Book Review: Solomon’s Builders

“Solomon’s Builders: Freemasons, Founding Fathers and the Secrets of Washington D.C.” is Christopher L Hodapp’s revealing look at the birth of the United States and the influence of the Masons. Skillfully separating fact from myth, Hodapp looks at the evidence that this new nation, based on radical ideas of freedom and personal responsibility, was based on the democratic principles inherent in the lodges of the Masons. He deftly tells the story and uncovers the evidence that the Masons left in plain sight throughout the capital city.

Grounded in historical fact, the book is a refreshing break from those written about the Masons by non-Masons. Hodapp brings his own background in the Freemasons to give the book a credibility that others lack. This book is destined to become a classic for Masons with an interest in the historical aspects of this ancient fraternal organization.
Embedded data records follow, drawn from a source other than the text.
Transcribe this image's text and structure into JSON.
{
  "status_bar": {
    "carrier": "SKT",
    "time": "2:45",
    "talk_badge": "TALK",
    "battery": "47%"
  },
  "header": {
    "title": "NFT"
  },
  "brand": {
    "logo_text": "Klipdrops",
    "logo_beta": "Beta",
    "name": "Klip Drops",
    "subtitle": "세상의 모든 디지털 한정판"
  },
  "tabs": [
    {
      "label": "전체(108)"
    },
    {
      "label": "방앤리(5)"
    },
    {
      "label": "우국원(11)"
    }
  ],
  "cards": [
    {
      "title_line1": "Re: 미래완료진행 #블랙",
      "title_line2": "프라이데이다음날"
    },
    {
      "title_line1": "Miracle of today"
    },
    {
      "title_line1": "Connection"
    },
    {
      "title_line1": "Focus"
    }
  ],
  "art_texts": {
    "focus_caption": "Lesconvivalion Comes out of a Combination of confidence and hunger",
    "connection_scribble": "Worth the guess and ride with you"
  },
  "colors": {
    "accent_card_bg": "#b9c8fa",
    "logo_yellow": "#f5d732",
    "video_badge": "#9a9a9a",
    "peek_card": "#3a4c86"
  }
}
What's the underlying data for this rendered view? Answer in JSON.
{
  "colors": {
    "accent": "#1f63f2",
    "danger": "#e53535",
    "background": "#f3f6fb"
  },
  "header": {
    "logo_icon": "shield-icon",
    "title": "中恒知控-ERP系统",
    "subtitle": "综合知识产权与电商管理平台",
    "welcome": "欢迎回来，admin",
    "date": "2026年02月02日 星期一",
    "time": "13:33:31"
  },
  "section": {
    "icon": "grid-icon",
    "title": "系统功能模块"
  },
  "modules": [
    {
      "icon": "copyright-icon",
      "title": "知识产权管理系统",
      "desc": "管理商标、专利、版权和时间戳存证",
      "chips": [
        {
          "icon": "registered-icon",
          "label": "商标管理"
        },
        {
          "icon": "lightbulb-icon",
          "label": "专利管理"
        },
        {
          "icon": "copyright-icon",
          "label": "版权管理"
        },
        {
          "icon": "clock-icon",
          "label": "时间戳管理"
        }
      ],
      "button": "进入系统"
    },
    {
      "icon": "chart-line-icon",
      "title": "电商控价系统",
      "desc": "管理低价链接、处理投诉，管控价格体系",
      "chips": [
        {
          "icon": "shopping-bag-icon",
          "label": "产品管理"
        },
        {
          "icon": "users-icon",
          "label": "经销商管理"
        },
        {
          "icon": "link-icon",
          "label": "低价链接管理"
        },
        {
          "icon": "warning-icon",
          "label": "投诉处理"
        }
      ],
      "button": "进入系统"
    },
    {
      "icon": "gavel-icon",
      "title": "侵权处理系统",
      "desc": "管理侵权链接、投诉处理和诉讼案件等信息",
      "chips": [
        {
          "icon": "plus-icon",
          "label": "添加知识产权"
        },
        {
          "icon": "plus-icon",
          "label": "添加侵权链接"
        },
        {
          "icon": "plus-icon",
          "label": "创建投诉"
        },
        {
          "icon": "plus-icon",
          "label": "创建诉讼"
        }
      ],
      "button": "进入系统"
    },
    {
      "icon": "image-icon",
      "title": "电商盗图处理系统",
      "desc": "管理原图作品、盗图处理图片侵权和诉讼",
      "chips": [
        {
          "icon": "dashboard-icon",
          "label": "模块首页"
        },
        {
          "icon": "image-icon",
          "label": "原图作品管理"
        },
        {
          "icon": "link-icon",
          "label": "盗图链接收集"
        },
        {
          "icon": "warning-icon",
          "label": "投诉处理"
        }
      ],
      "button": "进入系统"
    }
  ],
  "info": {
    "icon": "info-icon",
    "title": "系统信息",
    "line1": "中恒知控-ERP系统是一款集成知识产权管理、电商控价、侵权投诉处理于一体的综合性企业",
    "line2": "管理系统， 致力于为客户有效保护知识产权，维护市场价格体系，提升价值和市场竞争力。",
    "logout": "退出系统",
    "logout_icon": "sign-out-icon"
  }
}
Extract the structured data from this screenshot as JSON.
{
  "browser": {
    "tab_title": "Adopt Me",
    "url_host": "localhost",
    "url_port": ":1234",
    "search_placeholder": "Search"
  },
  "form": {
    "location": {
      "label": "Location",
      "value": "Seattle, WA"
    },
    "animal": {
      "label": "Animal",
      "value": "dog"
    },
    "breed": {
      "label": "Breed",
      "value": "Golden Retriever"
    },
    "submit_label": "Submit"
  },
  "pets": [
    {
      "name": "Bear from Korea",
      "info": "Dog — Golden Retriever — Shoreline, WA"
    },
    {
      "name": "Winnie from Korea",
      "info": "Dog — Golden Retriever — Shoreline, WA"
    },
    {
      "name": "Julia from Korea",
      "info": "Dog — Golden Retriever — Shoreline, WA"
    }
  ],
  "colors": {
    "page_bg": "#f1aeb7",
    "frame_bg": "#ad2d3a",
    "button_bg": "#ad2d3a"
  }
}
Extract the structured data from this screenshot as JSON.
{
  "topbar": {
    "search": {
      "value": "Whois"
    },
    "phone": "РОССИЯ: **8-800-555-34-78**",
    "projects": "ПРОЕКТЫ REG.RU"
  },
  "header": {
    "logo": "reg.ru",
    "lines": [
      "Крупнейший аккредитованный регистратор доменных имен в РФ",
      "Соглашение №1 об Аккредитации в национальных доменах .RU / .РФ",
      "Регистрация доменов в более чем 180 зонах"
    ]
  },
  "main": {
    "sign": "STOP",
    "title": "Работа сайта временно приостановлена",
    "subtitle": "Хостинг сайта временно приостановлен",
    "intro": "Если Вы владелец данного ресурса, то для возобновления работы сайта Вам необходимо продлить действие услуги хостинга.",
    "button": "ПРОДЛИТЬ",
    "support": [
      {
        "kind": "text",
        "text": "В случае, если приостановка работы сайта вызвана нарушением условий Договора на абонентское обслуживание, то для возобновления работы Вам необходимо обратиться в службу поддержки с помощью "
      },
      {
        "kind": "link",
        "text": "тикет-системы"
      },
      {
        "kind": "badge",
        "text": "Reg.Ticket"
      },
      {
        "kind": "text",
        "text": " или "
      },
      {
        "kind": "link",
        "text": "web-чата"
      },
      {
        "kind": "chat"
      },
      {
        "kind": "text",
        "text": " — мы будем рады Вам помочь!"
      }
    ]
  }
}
Reading like a thriller, Hodapp holds the reader’s interest throughout the volume as he details the evolution of the new nation. Based on the enlightened principles that the founding fathers held dear, the author takes a tour of the capital through the Freemasons’ eyes. After a brief history of the Freemasons, Hodapp looks at events leading up to the Revolution. Specific historical events, the Boston Massacre, the Tea Party, and others are explained in a way that they were not in the typical history book. He then moves on to the difficult times when Masons were divided politically during the Revolution. After the Revolution, the building of the capital is looked at from the eyes of the men who wanted to assure that their work would last for centuries. Embedded in the design of both the buildings and the entire city, the symbols of the Masons can be found. Hodapp explains the significance of symbols found in the White House, the Capitol building, and other structures. He studies the plan for the city and the hidden meanings incorporated into not only the edifices, but the city itself. He spends one chapter on some of the common myths and legends of Washington, D.C. with the insight that only a Mason with a deep historical background, bolstered by extensive research, can do. He explains the all-seeing eyes, the obelisks, and pentagrams that the public has focused on and so much more.

An extensive appendix lists all of the United States Presidents that were known to be Masons. Starting with the first President, George Washington, and continuing through James Monroe and Andrew Jackson, who served as the Grand Master of the Masons in Tennessee, though the 20th century Presidents, both Roosevelts, Taft, Harding, Truman who was extensively involved in the Masons, and Ford, Hodapp documents these powerful politicians and their role in the Masons. His list includes more than just these Presidents.

U. S. News and World Report published a special edition, “Secrets of the Lost Symbol” that used a lengthy highlight from the book “Solomon’s Builders.” The level of expertise in this book has not gone unnoticed. Extensively researched, “Solomon’s Builders” brings to light the symbology used throughout the capital of the United States, firmly linking it to the enlightened Freemason founders of the country. Published prior to Dan Brown’s book “The Lost Symbol,” this volume anticipated the heightened interest in both Freemasonry and the birth of the United States that Brown’s book would insight.

Christopher Hodapp is the author of the popular book, “Freemasons for Dummies.” He is a frequent speaker for both Masonic and non-Masonic groups where he speaks on Freemasonry, the history of the United States, and various conspiracy theories that are popular today. He is featured on the Discovery Channel’s “Hunting The Lost Symbol” and has appeared in many radio and television shows. He is also the Editor in Chief of the new publication “Journal of The Masonic Society,” the quarterly magazine of the new research organization. His most recent book, “Deciphering the Lost Symbol: Freemasons, Myths, and the Mysteries of Washington D.C.” further explores the topics from “Solomon’s Builders.”